Elder Abuse – Sexual Assault
Separate and distinct from civil penalties for sexual elder abuse, most, if not all states, make it a separate crime to commit a sexual assault and battery on an elder which is usually defined as any person over 60 years of age.
According to a CNN study published on February 17, 2017 on sexual elder abuse, nearly 300 nursing homes were officially cited for failing to adequately protect long term care residents from sexual abuse between the years 2010 and 2015. The report states that the federal government has cited more than 1,000 long term care facilities for failing to prevent alleged cases of sexual abuse. Ironically, the sexual elder abuse report was published just one day before President Trump’s State of the Union speech proposing massive spending cuts in federal programs that will adversely impact the poor and the elderly.
According to the National Institute of Justice (NIJ), sexual abuse is one of the least studied aspects of elder abuse. Based on one sponsored study, “Forensic Markers in Elder Female Sexual Abuse Cases,” the study suggests that the older the victim, the less likely the offender will be formally charged with the crime, unless it can be shown that the elder has physical signs of trauma, such the presence of sexually transmitted diseases, vaginal infections, anal bleeding, bruising around the breasts and genital area, and torn or bloodied undergarments.
Prosecuting Sexual Assault Cases
Different Types Of Statutes
These types of criminal statutes provide prosecutors with independent discretion on whether to charge the crime as a felony or misdemeanor. Misdemeanors are crimes punishable by incarceration for up to one year. A felony however, is punishable by incarceration in excess of one year. Those convicted of a felony must serve the time in state prison.
Decision To File Elder Abuse Charges
The prosecutor bases the determination on whether to file criminal charges based on the specific circumstances of the case and is usually predicated on whether the prosecutor has a good faith belief there is a significant chance of obtaining a conviction in the case.
The determination on whether to charge the crime is multifactorial and includes among other things, whether the elder victim is credible, makes a good witness and is able to recall the events with reasonable specificity. The later issue can be particularly challenging if the victim is suffering from dementia or other forms of memory loss. Others filing factors in the determination in whether to file criminal charges focus on the defendants profile, occupation and whether the accused has a criminal history of sexual assault or violence. The prosecutor will of course want to show, as in most criminal cases, that there was motive and opportunity to commit the crime.
Other then the ability to accurately recall the event, another determining factor in prosecuting elder sexual assault crimes is whether the victim, at the time of the sexual assault, was mentally or physically incapacitated. If so, this is considered a serious aggravating factor.
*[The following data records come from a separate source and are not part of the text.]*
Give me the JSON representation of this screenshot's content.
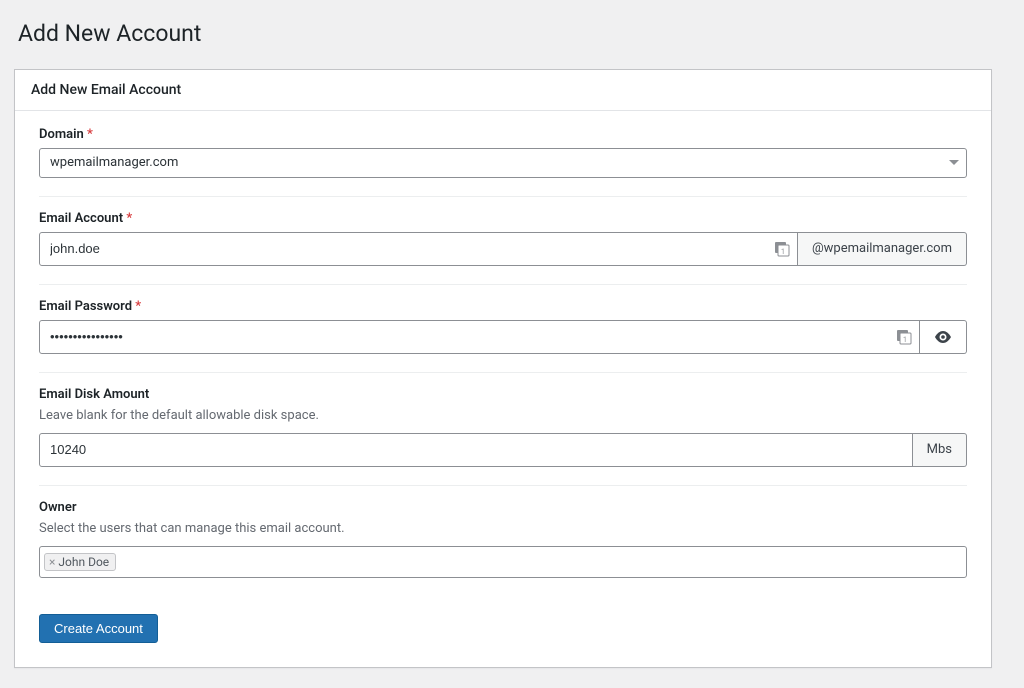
{
  "page": {
    "title": "Add New Account"
  },
  "panel": {
    "header": "Add New Email Account"
  },
  "fields": {
    "domain": {
      "label": "Domain",
      "required": "*",
      "value": "wpemailmanager.com"
    },
    "email_account": {
      "label": "Email Account",
      "required": "*",
      "value": "john.doe",
      "suffix": "@wpemailmanager.com"
    },
    "email_password": {
      "label": "Email Password",
      "required": "*",
      "value": "••••••••••••••••"
    },
    "disk_amount": {
      "label": "Email Disk Amount",
      "help": "Leave blank for the default allowable disk space.",
      "value": "10240",
      "unit": "Mbs"
    },
    "owner": {
      "label": "Owner",
      "help": "Select the users that can manage this email account.",
      "tags": [
        "John Doe"
      ]
    }
  },
  "buttons": {
    "submit": "Create Account"
  }
}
Specifically, if the sexual battery involved an elderly victim who did not have mental capacity or was unable to physically resist or be conscious of what was happening at the time of the assault, the case will usually be charged as a felony with significant enhanced penalties. The emphasis on the criminal investigation and prosecution in these types of cases will focus on the available physical evidence and whether the defendant had the opportunity to commit the crime.
Notwithstanding whether the defendant is charged with a misdemeanor or a felony, the prosecutor must, as a matter of legal proof, convince a jury that the crime had been committed beyond any reasonable doubt. This requires that each and every element of the crime be sufficiently proved based on this heightened standard.
What Prosecutors Need To Prove
Touched an intimate part of the victim in which the victim did not consent to the touching (or that the consent was under duress) and that the touching was done for the sexual arousal and/or gratification of the accused.
In California for example, should the sexual elder abuser be convicted of a misdemeanor, the penalties are:
Misdemeanor probation, otherwise known as “summary” probation;
Up to 6 months in County Jail;
Up to $2,000 in fines ($3,000 if the accuser is your employee);
Registration as a Sex Offender;
Successful completion of a Batterer’s Class, or
If convicted of felony sexual assault the following penalties:
Formal probation involving a probation officer;
2-4 years in a California state prison;
Up to $10,000 in fines;
Registration as a “Sex Offender”
Finally, most state elder abuse laws also include substantial penalty-enhancers depending on the age of the elder and the degree and frequency of physical abuse committed against the elder victim.
A Bleak Picture
Sadly, the elder sexual abuse problem is only going to get worse as the elderly population is slated to double between 2010 and 2050, while the funds to protect the poor and elderly decline.